While steak rests, heat the remaining oil in pan. Toss in the potatoes to sear, move them around gently so as not to break them up; season with salt and pepper.

Plate greens on plate sprinkle with cucumber, season with salt and pepper; place sliced ribbons of meat over top of greens, then spoon on horseradish cream and pickled onion.  Serve spears of asparagus and 4-6 baby pan-seared potatoes on the side.

*NOTE:  I didn’t have any meat, and the horseradish cream was most excellent over my greens!  And the potatoes might have enjoyed a few trips through the residual pool, too, or at least, I enjoyed them!







Pickled Red Onion

  • 4 T balsamic vinegar
  • 2 T sugar
  • 1 tsp salt
  • 1/2 red onion, thinly sliced

bring vinegar, sugar and salt to a gentle boil; remove from heat, stir in onion slices.  Set aside to cool. Serve with or on the side of salad!

2 Comments Add yours

  1. chef mimi says:

    Fascinating! Loved the article. I’ve always enjoyed the pub names in the UK !


    1. Me, too! Living there was fun… We picked up a nice collection of “retired” pub signs while there!


Leave a Reply

Fill in your details below or click an icon to log in: Logo

You are commenting using your account. Log Out /  Change )

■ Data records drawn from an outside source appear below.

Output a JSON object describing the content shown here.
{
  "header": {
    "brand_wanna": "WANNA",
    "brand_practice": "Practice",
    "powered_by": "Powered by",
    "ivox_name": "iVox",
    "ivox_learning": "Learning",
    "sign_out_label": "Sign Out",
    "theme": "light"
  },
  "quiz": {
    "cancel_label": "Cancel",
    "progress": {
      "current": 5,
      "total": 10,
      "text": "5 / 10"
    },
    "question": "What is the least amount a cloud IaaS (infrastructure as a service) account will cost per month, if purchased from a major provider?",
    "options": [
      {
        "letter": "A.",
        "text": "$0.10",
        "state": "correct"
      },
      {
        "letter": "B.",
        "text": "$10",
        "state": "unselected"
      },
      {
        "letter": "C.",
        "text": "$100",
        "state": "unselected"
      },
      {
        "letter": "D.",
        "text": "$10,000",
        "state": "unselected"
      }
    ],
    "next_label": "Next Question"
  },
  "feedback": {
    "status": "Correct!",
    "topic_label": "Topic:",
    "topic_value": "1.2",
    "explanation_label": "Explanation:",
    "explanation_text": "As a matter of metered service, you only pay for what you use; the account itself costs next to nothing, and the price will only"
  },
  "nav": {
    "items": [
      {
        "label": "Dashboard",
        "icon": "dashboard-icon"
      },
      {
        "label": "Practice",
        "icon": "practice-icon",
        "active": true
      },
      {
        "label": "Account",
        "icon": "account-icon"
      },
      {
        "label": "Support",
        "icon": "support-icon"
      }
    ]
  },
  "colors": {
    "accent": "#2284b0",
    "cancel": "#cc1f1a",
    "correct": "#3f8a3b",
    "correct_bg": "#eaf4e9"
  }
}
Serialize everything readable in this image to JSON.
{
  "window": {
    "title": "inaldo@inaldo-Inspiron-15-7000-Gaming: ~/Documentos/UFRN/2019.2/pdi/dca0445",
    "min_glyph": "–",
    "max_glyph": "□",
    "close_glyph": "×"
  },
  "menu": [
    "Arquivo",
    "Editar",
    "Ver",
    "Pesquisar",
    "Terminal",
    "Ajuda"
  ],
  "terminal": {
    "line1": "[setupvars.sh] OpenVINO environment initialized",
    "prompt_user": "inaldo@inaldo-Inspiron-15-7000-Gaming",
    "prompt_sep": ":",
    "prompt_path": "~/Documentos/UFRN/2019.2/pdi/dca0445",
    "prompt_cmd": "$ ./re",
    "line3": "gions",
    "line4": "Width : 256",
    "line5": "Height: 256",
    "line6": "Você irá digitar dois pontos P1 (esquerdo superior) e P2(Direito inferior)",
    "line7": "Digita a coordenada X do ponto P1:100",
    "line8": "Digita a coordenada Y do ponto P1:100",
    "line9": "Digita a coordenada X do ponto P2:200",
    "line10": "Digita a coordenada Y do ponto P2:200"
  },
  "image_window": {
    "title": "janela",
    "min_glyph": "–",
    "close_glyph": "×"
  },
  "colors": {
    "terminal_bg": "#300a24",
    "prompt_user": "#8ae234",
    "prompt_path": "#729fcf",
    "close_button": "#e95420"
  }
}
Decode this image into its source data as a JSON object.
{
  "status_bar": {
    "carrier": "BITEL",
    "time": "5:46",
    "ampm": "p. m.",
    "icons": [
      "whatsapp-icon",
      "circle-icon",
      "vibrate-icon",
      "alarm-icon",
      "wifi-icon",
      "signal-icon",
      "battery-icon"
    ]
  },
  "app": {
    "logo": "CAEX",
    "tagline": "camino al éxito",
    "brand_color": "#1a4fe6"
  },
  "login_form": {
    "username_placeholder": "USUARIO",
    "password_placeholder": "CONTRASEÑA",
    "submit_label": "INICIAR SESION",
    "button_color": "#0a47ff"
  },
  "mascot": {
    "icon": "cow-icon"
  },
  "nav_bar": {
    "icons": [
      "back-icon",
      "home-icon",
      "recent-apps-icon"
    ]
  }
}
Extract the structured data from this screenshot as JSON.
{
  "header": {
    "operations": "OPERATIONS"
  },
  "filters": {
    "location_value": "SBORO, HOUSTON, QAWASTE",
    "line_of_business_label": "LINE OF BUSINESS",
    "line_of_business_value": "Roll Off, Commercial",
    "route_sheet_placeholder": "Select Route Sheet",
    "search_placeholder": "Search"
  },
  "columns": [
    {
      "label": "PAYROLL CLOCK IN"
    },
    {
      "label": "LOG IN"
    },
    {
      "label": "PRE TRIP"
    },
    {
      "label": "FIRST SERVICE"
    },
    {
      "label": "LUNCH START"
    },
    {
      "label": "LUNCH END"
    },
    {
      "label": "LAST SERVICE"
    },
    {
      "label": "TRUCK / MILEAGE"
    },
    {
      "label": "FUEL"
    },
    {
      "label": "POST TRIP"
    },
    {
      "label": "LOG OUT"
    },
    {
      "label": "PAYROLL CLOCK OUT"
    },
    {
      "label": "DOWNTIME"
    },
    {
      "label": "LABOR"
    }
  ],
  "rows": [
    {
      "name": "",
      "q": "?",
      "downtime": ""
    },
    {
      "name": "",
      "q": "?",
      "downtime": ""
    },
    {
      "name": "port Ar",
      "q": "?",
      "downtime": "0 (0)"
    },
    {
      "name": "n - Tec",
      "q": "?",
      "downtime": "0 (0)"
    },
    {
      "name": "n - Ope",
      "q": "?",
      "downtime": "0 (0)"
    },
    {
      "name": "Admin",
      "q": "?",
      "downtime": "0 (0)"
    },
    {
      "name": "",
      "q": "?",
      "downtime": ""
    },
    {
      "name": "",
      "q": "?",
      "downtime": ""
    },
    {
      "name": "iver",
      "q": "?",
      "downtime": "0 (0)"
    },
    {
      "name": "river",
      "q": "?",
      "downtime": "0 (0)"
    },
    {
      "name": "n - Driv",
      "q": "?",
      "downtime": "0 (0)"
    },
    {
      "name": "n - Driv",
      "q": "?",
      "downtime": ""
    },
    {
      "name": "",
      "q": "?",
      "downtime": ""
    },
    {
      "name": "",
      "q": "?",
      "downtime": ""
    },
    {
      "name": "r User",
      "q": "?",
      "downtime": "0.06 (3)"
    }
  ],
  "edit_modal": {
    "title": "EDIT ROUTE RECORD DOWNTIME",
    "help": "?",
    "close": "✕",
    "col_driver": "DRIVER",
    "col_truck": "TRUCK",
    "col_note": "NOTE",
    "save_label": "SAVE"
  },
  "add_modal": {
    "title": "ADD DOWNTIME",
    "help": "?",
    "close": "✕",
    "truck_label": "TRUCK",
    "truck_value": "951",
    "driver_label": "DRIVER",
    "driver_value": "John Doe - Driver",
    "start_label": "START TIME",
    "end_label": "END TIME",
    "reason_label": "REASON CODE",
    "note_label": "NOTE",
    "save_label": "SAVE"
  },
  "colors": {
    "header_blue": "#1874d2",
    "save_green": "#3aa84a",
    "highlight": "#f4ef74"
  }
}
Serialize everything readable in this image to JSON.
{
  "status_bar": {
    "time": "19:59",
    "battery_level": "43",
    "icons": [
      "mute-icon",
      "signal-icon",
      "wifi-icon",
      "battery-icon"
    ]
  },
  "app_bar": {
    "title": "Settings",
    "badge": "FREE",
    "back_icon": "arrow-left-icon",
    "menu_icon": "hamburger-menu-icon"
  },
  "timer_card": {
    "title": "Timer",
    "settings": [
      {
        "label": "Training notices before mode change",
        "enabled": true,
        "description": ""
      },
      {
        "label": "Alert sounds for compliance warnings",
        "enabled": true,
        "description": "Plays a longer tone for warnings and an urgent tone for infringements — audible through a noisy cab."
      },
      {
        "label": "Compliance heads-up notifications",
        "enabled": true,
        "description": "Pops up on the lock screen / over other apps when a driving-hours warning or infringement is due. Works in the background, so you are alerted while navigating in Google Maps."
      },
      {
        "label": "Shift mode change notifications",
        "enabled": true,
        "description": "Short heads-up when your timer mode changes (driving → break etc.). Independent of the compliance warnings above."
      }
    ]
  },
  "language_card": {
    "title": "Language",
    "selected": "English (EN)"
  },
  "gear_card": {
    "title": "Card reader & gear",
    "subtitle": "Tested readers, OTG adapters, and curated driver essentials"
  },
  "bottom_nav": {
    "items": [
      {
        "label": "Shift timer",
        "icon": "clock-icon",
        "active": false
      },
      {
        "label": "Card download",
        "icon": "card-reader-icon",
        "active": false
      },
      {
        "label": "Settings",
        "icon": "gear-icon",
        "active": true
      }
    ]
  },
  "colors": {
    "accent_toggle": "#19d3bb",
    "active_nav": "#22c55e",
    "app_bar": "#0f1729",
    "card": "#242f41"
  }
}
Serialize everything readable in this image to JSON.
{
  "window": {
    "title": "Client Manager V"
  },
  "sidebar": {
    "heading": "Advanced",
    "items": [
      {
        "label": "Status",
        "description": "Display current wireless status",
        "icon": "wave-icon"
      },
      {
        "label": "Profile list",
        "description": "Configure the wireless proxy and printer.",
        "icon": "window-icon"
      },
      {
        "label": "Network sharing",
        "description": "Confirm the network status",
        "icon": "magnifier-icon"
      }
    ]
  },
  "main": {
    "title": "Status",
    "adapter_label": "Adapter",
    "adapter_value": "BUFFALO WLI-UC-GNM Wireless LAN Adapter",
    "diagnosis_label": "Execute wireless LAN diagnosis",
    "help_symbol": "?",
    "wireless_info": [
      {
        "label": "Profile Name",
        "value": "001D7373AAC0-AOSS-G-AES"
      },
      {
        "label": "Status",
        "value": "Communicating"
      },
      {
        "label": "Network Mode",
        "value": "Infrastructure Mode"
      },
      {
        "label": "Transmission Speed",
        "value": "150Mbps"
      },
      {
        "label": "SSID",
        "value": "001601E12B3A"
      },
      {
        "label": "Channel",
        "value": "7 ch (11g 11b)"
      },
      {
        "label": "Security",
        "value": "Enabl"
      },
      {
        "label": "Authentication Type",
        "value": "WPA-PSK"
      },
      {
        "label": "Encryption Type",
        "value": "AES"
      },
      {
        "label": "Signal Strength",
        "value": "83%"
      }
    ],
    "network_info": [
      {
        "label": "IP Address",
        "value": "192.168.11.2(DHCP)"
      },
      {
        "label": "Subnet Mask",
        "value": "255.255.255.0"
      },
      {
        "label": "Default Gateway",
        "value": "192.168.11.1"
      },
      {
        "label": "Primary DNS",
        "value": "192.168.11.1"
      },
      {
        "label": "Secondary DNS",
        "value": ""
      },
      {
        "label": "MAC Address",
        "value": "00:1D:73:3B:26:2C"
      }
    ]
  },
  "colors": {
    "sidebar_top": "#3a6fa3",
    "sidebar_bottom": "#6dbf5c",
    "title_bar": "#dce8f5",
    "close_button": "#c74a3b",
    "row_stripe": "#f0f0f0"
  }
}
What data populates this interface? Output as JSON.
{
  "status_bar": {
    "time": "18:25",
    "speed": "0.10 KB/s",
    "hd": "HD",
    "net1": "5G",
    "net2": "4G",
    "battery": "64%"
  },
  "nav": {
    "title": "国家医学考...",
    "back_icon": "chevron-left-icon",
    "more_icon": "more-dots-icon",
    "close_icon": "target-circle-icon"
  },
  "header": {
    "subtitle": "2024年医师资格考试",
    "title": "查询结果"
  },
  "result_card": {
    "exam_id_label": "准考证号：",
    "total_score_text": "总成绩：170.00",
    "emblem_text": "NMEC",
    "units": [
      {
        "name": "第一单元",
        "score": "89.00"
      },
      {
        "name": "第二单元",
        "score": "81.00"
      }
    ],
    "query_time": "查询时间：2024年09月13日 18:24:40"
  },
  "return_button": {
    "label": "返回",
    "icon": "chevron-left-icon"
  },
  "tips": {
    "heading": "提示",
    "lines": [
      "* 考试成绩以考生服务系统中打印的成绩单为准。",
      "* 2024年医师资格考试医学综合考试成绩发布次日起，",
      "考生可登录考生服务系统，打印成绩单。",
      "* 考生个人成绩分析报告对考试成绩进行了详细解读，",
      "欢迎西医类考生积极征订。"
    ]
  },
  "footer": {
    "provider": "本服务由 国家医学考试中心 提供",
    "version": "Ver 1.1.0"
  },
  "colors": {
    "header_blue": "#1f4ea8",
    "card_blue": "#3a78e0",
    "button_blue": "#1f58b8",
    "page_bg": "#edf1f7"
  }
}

Facebook photo

You are commenting using your Facebook account. Log Out /  Change )

Connecting to %s